The public inquiry into the death of former KGB agent Alexander Litvinenko, who was given a fatal dose of a radioactive substance in November 2006, began yesterday.
It is believed a cup of tea given to Litvinenko was spiked with polonium-210 after he was deemed a traitor by the Kremlin. The two prime suspects are Andrei Lugovoi and Dmitry Kovtun, who known to have met Litvinenko at London's Millennium Hotel shortly before his death.
The Crown Prosecution Service has tried and failed to get the two men extradited from Russia to face trial. Both deny any involvement in the killing.
As the inquiry began yesterday, Litvinenko's death was described as "an act of nuclear terrorism on the streets of a major city" because of the trail it left across London.
Vladimir Putin, accused by Litvinenko on his deathbed of personally sanctioning his murder, was described by Ben Emmerson QC, representing Litvinenko's widow Marina and son Anatoly, as a "common criminal dressed up as a head of state".
The startling truth, which is going to be revealed by the evidence in this inquiry, is that a significant part of Russian organised crime around the world is organised directly from the offices of the Kremlin.
Vladimir Putin’s Russia is a mafia state.
- Ben Emmerson QC
Litvinenko died an agonising death in hospital 22 days after being poisoned (Picture: Getty)
The inquiry's key questions
1. Does the case against Russia involvement in the Litvinenko murder come up to proof?
Inquiry chair Sir Robert Owen has already admitted there is a prima facie case against Moscow. Key evidence gathered by British and US intelligence services is alleged to make the charge against the Kremlin compelling. The inquiry will be the first time the prosecution case will be tested.
2. Was Litvinenko working for MI6, Britain’s secret intelligence service when he was murdered?
Litvinenko’s widow Marina believes this was the motive behind her husband’s killing.
3. Was he murdered by rogue elements of the FSB, the organisation which succeeded the KGB?
Litvinenko worked for the FSB but then became a whistleblower by revealing he had been ordered to murder Boris Berezovsky, the former Russian oligarch exiled in Britain.
4. If not Russia, then who?

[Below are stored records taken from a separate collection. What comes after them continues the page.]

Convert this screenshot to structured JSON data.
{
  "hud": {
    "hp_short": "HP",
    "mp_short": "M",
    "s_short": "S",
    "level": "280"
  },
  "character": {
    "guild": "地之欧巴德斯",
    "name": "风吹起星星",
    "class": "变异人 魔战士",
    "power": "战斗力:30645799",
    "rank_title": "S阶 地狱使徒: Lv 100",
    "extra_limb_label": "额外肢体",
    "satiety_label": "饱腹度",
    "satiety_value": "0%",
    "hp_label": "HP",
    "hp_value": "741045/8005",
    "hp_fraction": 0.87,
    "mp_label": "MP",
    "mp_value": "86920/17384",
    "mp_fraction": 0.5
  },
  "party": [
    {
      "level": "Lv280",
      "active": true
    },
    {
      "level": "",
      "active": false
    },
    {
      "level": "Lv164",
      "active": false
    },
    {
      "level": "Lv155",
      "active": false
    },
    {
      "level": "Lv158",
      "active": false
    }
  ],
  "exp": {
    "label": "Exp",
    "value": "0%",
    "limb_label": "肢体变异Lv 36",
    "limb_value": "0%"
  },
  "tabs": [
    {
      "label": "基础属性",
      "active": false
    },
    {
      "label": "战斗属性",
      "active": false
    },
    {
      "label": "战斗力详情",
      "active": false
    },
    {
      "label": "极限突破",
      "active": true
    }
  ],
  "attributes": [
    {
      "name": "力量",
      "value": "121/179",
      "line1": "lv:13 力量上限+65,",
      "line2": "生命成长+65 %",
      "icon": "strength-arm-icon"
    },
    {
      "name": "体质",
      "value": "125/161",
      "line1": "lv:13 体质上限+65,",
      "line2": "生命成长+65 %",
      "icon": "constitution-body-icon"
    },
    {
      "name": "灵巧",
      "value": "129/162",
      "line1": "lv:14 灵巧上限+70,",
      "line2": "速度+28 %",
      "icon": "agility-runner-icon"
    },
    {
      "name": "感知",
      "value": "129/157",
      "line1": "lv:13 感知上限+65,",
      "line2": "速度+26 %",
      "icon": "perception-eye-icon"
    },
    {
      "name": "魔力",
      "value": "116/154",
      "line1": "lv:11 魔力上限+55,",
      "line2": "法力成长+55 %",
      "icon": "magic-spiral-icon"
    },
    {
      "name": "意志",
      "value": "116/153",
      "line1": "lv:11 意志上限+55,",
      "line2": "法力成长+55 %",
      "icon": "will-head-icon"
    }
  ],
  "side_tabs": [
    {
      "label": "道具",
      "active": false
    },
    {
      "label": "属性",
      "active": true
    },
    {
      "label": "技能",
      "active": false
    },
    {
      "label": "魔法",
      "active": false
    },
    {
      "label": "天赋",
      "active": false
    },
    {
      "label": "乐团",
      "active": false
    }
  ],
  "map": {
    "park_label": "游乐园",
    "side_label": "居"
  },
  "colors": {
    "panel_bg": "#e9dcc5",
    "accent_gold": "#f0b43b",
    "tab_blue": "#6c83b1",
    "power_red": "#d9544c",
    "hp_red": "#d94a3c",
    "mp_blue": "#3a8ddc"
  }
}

Conspiracy theories about Litvinenko’s death abound. Did his death come about as a result of his work for the KGB in Chechnya in the 1990s?
5. If the case against the Kremlin is convincing what will the diplomatic consequences be?
UK-Russian relations in the wake of Litvinenko’s death dipped to their lowest since the Cold War ended. Any findings from Sir Robert will come as sanctions against Moscow that were imposed because of its involvement in Ukraine bite increasingly deeper.
Andre Lugovoi (Picture: Getty)
Timeline of events
2000 Mr Litvinenko flees Russia and seeks political asylum in Britain
2002 He co-writes a book accusing Federal Security Service of the Russian Federation superiors of murdering more than 300 people.
2006 He begins to investigate the murder of journalist Anna Politkovskaya.
November 1 2006 He is admitted to hospital a few hours after meeting two Russian men, Andrei Lugovoi and Dmitry Kovtun, at the Millennium hotel in London.
November 17 2006 Police begin investigation over his illness.
November 23 2006 Mr Litvinenko dies in intensive care.
November 24 2006 Litvinenko family releases a posthumous statement, in which he accuses Vladimir Putin of involvement in his death.
November 25 2006 Large quantities of radioactive isotope polonium-210 found in Mr Litvinenko’s body.
May 2007 Crown prosecutors name Lugovoi as a suspect.
July 2007 Moscow refuses extradition request for Lugovoi.
2012 A pre-inquest review hearing is told that confidential material points to evidence “as to the culpability of the Russian state”.
February 2014 High Court overrules Home Secretary’s decision not to hold an inquiry.
July 2014 Coroner Sir Robert Owen announced as chair of inquiry.